Following Ozzy’s firing, most people wrote Black Sabbath off for dead, as the band seemed tired while getting blown off the stage nightly on the ’78 tour by openers, and newcomers, Van Halen. But, Dio breathed new life into the band, inspiring guitarist Tony Iommi to new heights with his vocal abilities, creating the great "Heaven & Hell" release. After “Mob Rules” in 81, legend has it that Dio and Appice left Sabbath during the mixing of the ’82 release, “Live Evil.”

Dio’s solo career kicked off with a bang, as ‘83’s “Holy Diver” and ‘84’s “Last In Line” hit platinum. Inspired by Live Aid, Dio organized a heavy metal version of Band Aid/USA For Africa called Hear N’ Aid, writing the song “Stars” and donating all the funds from the single and album to fighting starvation in Africa.

Hear N’ Aid – We’re Stars (1986)

Dio would reunite with Sabbath for a short time in the early 90s, before returning to his solo career, eventually teaming up with Sabbath members in recent years as Heaven & Hell, touring and releasing a studio and live album.

Tribute message from other musicians are pouring in from all over the world, confirming Dio’s place in metal history.

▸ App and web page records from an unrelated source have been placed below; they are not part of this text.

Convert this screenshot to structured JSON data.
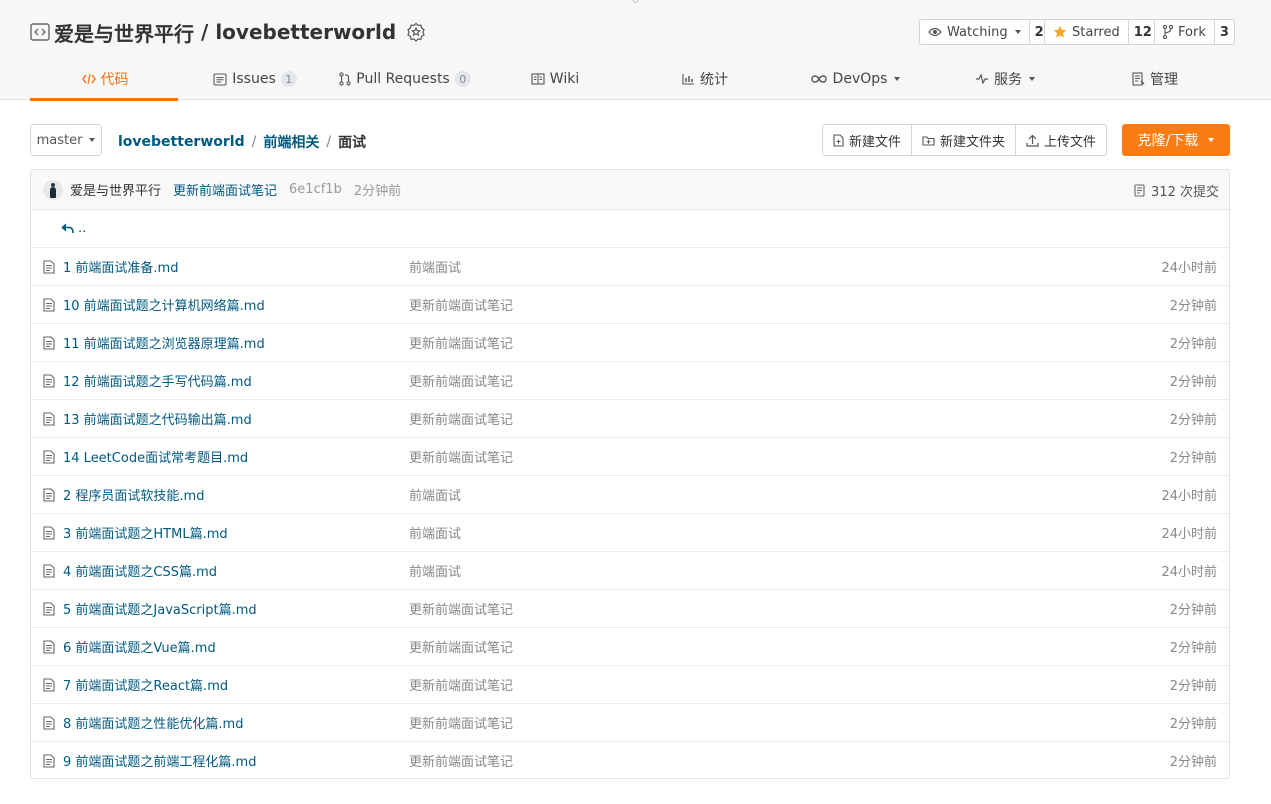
{
  "repo": {
    "owner": "爱是与世界平行",
    "separator": "/",
    "name": "lovebetterworld"
  },
  "actions": {
    "watch_label": "Watching",
    "watch_count": "2",
    "star_label": "Starred",
    "star_count": "12",
    "fork_label": "Fork",
    "fork_count": "3"
  },
  "tabs": [
    {
      "label": "代码"
    },
    {
      "label": "Issues",
      "count": "1"
    },
    {
      "label": "Pull Requests",
      "count": "0"
    },
    {
      "label": "Wiki"
    },
    {
      "label": "统计"
    },
    {
      "label": "DevOps"
    },
    {
      "label": "服务"
    },
    {
      "label": "管理"
    }
  ],
  "branch": {
    "name": "master"
  },
  "breadcrumb": {
    "items": [
      "lovebetterworld",
      "前端相关",
      "面试"
    ],
    "separator": "/"
  },
  "file_ops": {
    "new_file": "新建文件",
    "new_folder": "新建文件夹",
    "upload": "上传文件",
    "clone": "克隆/下载"
  },
  "commit": {
    "author": "爱是与世界平行",
    "message": "更新前端面试笔记",
    "hash": "6e1cf1b",
    "time": "2分钟前",
    "total": "312 次提交"
  },
  "parent_dir": "..",
  "files": [
    {
      "name": "1 前端面试准备.md",
      "commit": "前端面试",
      "time": "24小时前"
    },
    {
      "name": "10 前端面试题之计算机网络篇.md",
      "commit": "更新前端面试笔记",
      "time": "2分钟前"
    },
    {
      "name": "11 前端面试题之浏览器原理篇.md",
      "commit": "更新前端面试笔记",
      "time": "2分钟前"
    },
    {
      "name": "12 前端面试题之手写代码篇.md",
      "commit": "更新前端面试笔记",
      "time": "2分钟前"
    },
    {
      "name": "13 前端面试题之代码输出篇.md",
      "commit": "更新前端面试笔记",
      "time": "2分钟前"
    },
    {
      "name": "14 LeetCode面试常考题目.md",
      "commit": "更新前端面试笔记",
      "time": "2分钟前"
    },
    {
      "name": "2 程序员面试软技能.md",
      "commit": "前端面试",
      "time": "24小时前"
    },
    {
      "name": "3 前端面试题之HTML篇.md",
      "commit": "前端面试",
      "time": "24小时前"
    },
    {
      "name": "4 前端面试题之CSS篇.md",
      "commit": "前端面试",
      "time": "24小时前"
    },
    {
      "name": "5 前端面试题之JavaScript篇.md",
      "commit": "更新前端面试笔记",
      "time": "2分钟前"
    },
    {
      "name": "6 前端面试题之Vue篇.md",
      "commit": "更新前端面试笔记",
      "time": "2分钟前"
    },
    {
      "name": "7 前端面试题之React篇.md",
      "commit": "更新前端面试笔记",
      "time": "2分钟前"
    },
    {
      "name": "8 前端面试题之性能优化篇.md",
      "commit": "更新前端面试笔记",
      "time": "2分钟前"
    },
    {
      "name": "9 前端面试题之前端工程化篇.md",
      "commit": "更新前端面试笔记",
      "time": "2分钟前"
    }
  ],
  "colors": {
    "accent": "#f27212",
    "clone_button": "#fa7c13",
    "link": "#005980"
  }
}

London’s Download Festival announced that it is renaming its second stage the Ronnie James Dio Stage at next month’s event.

Tenacious D – Heaven & Hell
Tenacious D In The Pick Of Destiny (2006)

Black Sabbath - Heaven and Hell - Heaven and HellBlack Sabbath - Heaven and Hell - Heaven and Hell

Black Sabbath – Heaven & Hell (1980)